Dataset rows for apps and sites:
##########

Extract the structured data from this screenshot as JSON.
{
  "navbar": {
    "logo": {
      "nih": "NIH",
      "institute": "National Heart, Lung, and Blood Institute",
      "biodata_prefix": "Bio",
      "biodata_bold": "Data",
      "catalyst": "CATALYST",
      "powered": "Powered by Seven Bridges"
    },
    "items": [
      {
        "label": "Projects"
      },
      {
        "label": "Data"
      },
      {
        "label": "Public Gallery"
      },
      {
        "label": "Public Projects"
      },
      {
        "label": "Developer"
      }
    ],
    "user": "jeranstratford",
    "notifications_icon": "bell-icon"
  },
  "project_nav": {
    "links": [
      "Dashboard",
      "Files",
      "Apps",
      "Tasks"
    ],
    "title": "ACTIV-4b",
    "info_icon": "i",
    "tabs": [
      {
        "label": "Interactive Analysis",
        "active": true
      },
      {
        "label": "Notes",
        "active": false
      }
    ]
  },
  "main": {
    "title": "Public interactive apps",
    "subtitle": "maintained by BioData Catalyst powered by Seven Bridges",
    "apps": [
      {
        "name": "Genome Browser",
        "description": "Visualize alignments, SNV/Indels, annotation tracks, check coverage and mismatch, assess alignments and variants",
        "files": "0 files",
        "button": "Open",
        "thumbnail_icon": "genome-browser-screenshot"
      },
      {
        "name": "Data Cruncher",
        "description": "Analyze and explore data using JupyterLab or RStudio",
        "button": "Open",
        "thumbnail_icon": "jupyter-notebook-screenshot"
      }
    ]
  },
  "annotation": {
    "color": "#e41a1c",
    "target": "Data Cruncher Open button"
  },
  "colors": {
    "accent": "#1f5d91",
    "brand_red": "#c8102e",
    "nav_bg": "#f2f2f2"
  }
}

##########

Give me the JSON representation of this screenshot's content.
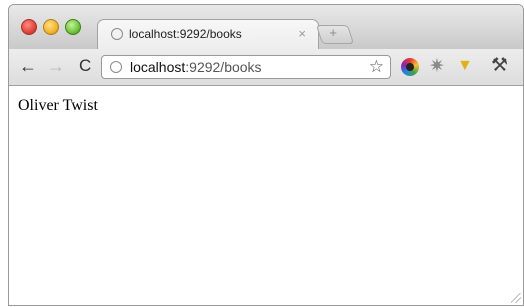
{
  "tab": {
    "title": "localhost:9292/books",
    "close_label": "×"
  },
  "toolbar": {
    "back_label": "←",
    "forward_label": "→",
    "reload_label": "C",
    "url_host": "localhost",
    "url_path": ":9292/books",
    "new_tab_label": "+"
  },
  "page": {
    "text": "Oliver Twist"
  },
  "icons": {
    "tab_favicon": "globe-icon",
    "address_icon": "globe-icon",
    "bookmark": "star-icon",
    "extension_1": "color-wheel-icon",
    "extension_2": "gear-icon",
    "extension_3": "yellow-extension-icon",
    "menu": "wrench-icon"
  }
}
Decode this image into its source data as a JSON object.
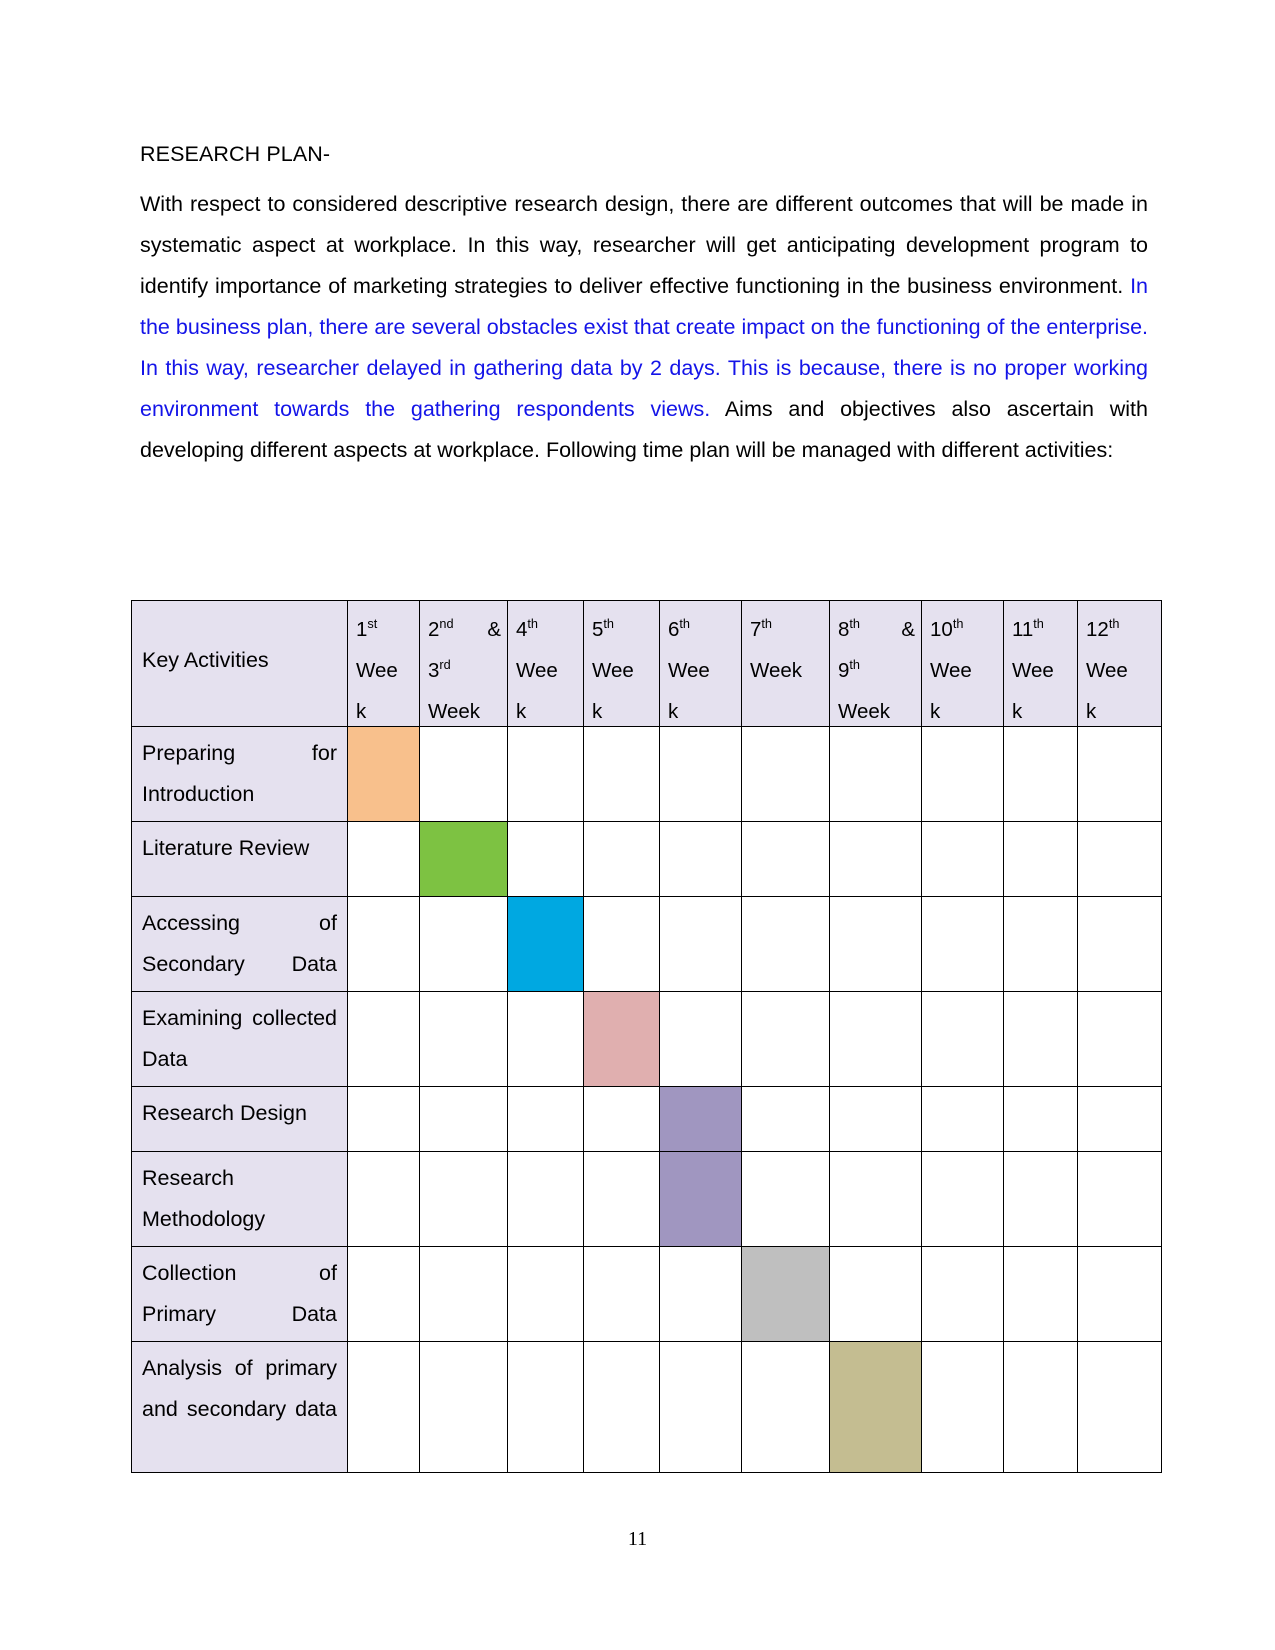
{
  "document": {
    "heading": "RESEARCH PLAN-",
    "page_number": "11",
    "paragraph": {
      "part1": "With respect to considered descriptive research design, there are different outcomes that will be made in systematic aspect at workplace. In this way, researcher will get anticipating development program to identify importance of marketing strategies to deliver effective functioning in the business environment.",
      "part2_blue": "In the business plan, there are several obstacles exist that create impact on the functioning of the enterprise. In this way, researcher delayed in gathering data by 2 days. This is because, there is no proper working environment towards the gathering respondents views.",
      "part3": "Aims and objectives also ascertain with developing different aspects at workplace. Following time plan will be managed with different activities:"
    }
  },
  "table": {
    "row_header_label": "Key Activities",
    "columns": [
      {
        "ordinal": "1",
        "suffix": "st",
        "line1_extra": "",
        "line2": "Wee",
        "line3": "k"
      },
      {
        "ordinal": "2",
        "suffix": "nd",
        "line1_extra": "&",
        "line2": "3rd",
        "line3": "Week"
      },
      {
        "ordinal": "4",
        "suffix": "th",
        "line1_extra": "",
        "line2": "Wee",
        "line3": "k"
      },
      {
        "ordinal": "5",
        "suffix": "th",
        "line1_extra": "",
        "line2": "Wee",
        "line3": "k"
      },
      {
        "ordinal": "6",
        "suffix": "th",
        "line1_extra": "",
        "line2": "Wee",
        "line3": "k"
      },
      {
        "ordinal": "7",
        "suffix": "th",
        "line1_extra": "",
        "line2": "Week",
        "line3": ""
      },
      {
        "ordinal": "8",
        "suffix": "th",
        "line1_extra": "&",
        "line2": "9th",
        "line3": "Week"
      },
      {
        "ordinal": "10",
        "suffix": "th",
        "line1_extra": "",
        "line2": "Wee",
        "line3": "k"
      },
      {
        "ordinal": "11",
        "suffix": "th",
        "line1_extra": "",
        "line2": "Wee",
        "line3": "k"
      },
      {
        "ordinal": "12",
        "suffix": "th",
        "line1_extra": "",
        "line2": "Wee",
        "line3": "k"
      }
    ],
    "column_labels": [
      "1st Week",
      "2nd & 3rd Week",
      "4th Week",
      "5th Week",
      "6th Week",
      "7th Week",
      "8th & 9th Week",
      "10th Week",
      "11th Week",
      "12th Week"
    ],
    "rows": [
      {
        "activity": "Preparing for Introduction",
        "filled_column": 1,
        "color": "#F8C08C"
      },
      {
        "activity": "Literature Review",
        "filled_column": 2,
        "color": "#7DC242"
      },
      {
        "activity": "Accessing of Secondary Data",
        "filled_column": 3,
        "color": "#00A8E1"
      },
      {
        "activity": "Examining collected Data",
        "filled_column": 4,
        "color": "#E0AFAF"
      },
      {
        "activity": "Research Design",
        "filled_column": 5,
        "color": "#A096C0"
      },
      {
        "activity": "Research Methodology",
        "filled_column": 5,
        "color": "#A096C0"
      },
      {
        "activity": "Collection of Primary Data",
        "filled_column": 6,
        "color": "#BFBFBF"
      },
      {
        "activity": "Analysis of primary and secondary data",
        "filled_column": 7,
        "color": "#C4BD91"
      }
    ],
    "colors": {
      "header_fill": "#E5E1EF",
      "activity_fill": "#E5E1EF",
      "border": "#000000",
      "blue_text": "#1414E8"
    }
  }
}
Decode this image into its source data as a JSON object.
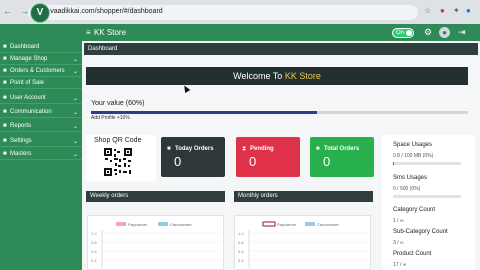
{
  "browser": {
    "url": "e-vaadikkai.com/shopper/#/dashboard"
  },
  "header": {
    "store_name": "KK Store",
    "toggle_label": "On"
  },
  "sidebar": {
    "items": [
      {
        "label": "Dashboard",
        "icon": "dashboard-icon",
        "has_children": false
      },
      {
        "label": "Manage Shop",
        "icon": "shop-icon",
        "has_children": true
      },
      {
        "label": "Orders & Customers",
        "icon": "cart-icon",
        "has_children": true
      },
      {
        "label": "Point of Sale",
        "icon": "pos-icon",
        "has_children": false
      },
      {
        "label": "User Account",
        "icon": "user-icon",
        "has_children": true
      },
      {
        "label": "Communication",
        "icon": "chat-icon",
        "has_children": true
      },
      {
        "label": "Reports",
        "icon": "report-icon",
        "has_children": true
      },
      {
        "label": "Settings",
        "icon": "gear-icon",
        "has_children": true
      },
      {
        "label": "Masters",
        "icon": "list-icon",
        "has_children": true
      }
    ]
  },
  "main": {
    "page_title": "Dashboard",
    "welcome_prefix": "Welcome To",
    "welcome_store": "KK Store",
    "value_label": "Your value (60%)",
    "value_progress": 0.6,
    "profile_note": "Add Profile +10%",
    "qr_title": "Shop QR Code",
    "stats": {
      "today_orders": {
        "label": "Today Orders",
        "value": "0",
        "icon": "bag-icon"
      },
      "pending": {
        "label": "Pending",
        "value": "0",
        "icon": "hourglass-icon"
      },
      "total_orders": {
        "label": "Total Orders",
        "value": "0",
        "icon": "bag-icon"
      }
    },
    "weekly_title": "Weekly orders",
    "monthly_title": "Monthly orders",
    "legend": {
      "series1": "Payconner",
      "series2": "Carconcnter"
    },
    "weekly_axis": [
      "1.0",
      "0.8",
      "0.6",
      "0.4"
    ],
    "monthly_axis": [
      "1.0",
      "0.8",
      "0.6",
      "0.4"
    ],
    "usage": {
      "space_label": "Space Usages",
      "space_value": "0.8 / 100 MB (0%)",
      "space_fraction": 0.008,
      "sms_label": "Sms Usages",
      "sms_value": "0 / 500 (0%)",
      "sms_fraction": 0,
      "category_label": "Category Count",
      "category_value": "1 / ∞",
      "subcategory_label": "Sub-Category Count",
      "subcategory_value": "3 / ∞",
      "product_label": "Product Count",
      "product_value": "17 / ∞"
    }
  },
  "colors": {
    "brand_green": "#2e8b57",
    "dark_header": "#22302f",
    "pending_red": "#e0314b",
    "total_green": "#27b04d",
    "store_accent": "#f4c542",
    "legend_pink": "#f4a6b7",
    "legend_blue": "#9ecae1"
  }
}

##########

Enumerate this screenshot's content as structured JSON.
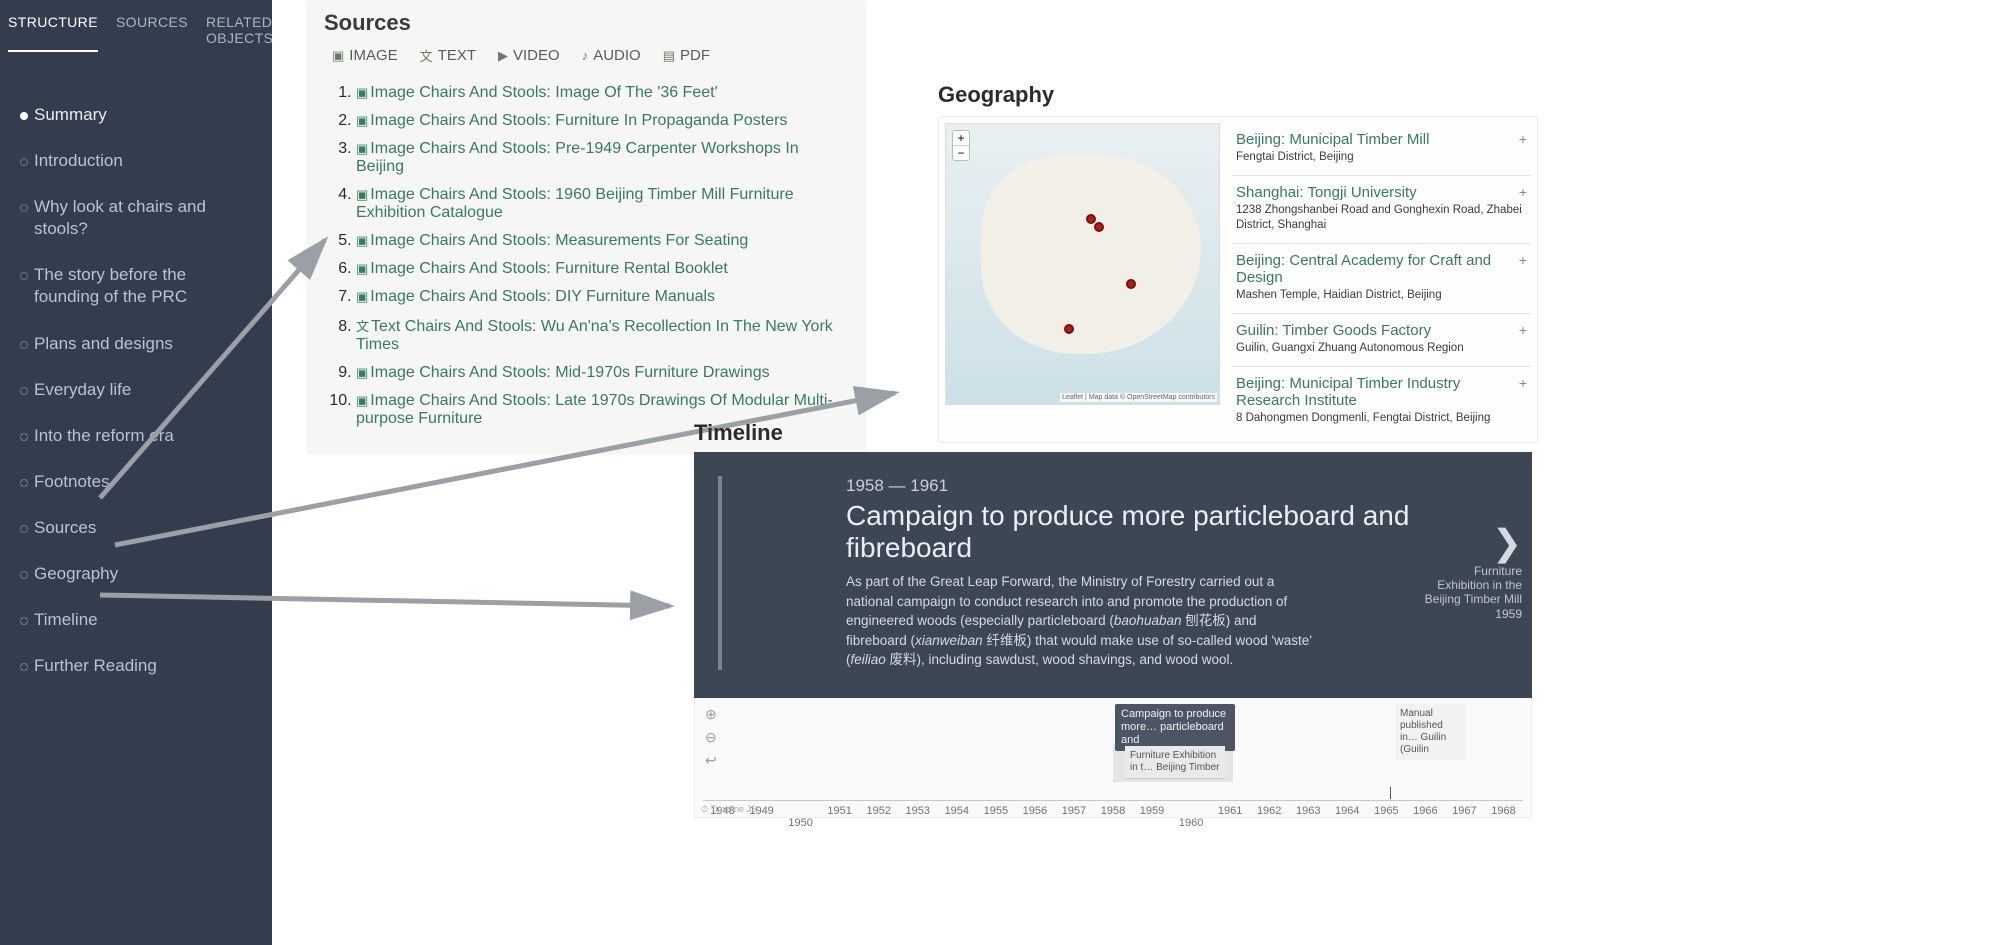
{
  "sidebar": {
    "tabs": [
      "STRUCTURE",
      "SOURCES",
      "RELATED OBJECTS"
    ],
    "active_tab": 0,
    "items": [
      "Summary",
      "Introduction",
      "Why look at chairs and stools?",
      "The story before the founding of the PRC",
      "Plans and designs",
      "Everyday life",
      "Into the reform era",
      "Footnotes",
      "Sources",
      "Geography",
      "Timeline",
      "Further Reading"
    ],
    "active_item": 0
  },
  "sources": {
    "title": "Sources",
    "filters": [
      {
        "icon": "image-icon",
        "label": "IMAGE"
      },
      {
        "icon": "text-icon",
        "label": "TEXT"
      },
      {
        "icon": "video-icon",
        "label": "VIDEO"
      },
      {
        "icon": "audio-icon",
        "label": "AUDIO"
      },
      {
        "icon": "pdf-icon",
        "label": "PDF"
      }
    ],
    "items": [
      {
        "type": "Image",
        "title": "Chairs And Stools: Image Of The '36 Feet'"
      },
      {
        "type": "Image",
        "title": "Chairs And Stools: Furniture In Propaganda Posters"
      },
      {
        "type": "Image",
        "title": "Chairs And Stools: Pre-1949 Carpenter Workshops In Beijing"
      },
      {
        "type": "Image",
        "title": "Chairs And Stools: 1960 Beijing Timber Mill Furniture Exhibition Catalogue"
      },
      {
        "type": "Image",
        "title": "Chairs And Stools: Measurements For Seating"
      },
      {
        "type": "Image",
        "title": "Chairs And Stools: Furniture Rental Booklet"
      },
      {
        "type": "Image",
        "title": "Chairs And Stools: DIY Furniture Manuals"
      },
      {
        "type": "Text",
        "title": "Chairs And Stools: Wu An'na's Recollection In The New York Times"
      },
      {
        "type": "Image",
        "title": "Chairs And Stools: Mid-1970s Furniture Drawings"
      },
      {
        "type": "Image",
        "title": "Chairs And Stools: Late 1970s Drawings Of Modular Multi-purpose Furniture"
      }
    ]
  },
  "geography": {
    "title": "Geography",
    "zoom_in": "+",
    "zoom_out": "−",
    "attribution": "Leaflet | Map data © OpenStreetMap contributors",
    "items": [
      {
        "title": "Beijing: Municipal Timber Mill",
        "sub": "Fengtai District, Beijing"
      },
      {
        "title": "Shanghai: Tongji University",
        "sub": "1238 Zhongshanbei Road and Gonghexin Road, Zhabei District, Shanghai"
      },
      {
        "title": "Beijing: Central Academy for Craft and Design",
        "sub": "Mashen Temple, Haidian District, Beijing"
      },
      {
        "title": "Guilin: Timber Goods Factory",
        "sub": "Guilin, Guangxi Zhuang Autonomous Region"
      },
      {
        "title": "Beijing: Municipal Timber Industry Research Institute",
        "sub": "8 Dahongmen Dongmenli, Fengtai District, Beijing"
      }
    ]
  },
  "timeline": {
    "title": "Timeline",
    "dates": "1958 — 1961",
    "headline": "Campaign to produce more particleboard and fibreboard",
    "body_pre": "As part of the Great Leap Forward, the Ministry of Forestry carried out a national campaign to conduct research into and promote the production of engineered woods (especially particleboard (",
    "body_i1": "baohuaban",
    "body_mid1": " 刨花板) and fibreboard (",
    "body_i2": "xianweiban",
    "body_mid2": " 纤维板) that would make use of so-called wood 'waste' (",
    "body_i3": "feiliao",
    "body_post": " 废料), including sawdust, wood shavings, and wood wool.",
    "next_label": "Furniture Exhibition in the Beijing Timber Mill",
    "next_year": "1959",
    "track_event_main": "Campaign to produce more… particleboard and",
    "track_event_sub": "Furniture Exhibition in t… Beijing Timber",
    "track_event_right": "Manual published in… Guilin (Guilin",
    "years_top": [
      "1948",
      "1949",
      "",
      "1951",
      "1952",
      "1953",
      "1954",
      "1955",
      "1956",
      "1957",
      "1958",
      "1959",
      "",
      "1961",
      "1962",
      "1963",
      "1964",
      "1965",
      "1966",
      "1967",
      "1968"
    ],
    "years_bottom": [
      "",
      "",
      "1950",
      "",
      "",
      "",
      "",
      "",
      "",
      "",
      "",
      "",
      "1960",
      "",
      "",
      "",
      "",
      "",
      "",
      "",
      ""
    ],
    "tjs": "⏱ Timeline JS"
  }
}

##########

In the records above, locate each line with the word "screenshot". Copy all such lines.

Extract the structured data from this screenshot as JSON.
        "thumbnail_icon": "genome-browser-screenshot"
        "thumbnail_icon": "jupyter-notebook-screenshot"
Give me the JSON representation of this screenshot's content.
Enumerate this screenshot's content as structured JSON.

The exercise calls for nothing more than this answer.